INSTRUCTIONS TO FOLLOW:
Write out each record exactly as it stands. No pictures belong in the copy.

RECORDED INFORMATION:
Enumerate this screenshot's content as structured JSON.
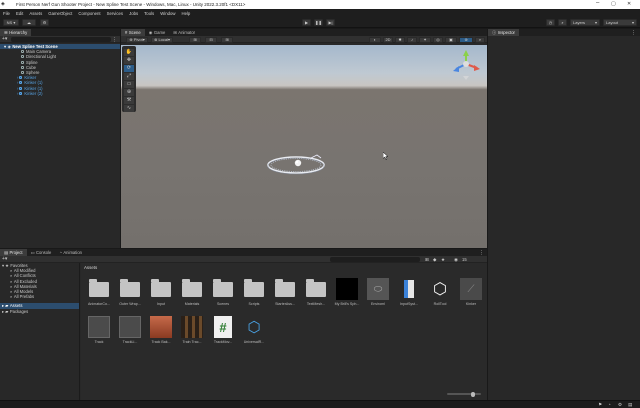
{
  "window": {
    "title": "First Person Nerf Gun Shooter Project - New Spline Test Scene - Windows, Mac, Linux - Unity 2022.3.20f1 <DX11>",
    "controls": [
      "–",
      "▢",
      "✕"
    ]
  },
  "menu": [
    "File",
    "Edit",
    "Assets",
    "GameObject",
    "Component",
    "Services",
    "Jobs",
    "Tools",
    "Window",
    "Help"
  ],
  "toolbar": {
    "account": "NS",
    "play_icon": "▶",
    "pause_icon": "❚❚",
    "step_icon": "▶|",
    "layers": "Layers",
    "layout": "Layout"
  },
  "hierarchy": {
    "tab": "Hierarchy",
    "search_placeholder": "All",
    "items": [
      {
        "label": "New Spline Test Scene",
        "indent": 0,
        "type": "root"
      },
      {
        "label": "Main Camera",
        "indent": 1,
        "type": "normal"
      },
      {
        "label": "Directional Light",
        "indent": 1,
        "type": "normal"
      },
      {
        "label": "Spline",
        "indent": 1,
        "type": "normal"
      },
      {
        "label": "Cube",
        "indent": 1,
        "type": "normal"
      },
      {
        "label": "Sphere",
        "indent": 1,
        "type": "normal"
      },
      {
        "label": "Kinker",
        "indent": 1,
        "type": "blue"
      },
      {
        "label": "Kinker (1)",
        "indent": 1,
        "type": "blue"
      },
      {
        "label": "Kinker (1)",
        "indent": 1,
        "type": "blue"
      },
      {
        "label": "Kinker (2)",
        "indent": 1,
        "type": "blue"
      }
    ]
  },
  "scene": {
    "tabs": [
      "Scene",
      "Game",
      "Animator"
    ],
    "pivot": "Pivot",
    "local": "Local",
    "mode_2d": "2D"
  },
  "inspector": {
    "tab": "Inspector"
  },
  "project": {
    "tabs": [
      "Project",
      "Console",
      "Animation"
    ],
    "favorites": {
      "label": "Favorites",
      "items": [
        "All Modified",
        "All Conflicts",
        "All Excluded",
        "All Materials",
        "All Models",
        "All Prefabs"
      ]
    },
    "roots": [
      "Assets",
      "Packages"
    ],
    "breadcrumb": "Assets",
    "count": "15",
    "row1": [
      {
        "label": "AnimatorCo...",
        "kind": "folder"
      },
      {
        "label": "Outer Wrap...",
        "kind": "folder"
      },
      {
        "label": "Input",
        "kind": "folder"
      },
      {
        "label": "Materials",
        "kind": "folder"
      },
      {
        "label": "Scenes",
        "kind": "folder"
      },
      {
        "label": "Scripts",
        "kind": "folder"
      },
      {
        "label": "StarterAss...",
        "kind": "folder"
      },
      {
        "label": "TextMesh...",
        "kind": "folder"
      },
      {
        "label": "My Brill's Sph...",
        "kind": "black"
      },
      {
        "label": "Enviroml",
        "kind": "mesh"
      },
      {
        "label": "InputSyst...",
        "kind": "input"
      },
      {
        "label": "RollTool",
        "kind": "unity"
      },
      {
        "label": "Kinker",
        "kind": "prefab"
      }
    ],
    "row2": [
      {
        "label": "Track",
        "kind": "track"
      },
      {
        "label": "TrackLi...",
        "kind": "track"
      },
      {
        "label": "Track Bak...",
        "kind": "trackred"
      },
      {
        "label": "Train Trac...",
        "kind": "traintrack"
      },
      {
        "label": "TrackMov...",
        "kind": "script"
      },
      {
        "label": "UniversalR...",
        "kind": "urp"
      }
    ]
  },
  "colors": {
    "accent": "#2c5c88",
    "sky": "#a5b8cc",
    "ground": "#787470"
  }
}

SOLUTION:
Enumerate this screenshot's content as structured JSON.
{
  "window": {
    "title": "First Person Nerf Gun Shooter Project - New Spline Test Scene - Windows, Mac, Linux - Unity 2022.3.20f1 <DX11>",
    "controls": [
      "–",
      "▢",
      "✕"
    ]
  },
  "menu": [
    "File",
    "Edit",
    "Assets",
    "GameObject",
    "Component",
    "Services",
    "Jobs",
    "Tools",
    "Window",
    "Help"
  ],
  "toolbar": {
    "account": "NS",
    "play_icon": "▶",
    "pause_icon": "❚❚",
    "step_icon": "▶|",
    "layers": "Layers",
    "layout": "Layout"
  },
  "hierarchy": {
    "tab": "Hierarchy",
    "search_placeholder": "All",
    "items": [
      {
        "label": "New Spline Test Scene",
        "indent": 0,
        "type": "root"
      },
      {
        "label": "Main Camera",
        "indent": 1,
        "type": "normal"
      },
      {
        "label": "Directional Light",
        "indent": 1,
        "type": "normal"
      },
      {
        "label": "Spline",
        "indent": 1,
        "type": "normal"
      },
      {
        "label": "Cube",
        "indent": 1,
        "type": "normal"
      },
      {
        "label": "Sphere",
        "indent": 1,
        "type": "normal"
      },
      {
        "label": "Kinker",
        "indent": 1,
        "type": "blue"
      },
      {
        "label": "Kinker (1)",
        "indent": 1,
        "type": "blue"
      },
      {
        "label": "Kinker (1)",
        "indent": 1,
        "type": "blue"
      },
      {
        "label": "Kinker (2)",
        "indent": 1,
        "type": "blue"
      }
    ]
  },
  "scene": {
    "tabs": [
      "Scene",
      "Game",
      "Animator"
    ],
    "pivot": "Pivot",
    "local": "Local",
    "mode_2d": "2D"
  },
  "inspector": {
    "tab": "Inspector"
  },
  "project": {
    "tabs": [
      "Project",
      "Console",
      "Animation"
    ],
    "favorites": {
      "label": "Favorites",
      "items": [
        "All Modified",
        "All Conflicts",
        "All Excluded",
        "All Materials",
        "All Models",
        "All Prefabs"
      ]
    },
    "roots": [
      "Assets",
      "Packages"
    ],
    "breadcrumb": "Assets",
    "count": "15",
    "row1": [
      {
        "label": "AnimatorCo...",
        "kind": "folder"
      },
      {
        "label": "Outer Wrap...",
        "kind": "folder"
      },
      {
        "label": "Input",
        "kind": "folder"
      },
      {
        "label": "Materials",
        "kind": "folder"
      },
      {
        "label": "Scenes",
        "kind": "folder"
      },
      {
        "label": "Scripts",
        "kind": "folder"
      },
      {
        "label": "StarterAss...",
        "kind": "folder"
      },
      {
        "label": "TextMesh...",
        "kind": "folder"
      },
      {
        "label": "My Brill's Sph...",
        "kind": "black"
      },
      {
        "label": "Enviroml",
        "kind": "mesh"
      },
      {
        "label": "InputSyst...",
        "kind": "input"
      },
      {
        "label": "RollTool",
        "kind": "unity"
      },
      {
        "label": "Kinker",
        "kind": "prefab"
      }
    ],
    "row2": [
      {
        "label": "Track",
        "kind": "track"
      },
      {
        "label": "TrackLi...",
        "kind": "track"
      },
      {
        "label": "Track Bak...",
        "kind": "trackred"
      },
      {
        "label": "Train Trac...",
        "kind": "traintrack"
      },
      {
        "label": "TrackMov...",
        "kind": "script"
      },
      {
        "label": "UniversalR...",
        "kind": "urp"
      }
    ]
  },
  "colors": {
    "accent": "#2c5c88",
    "sky": "#a5b8cc",
    "ground": "#787470"
  }
}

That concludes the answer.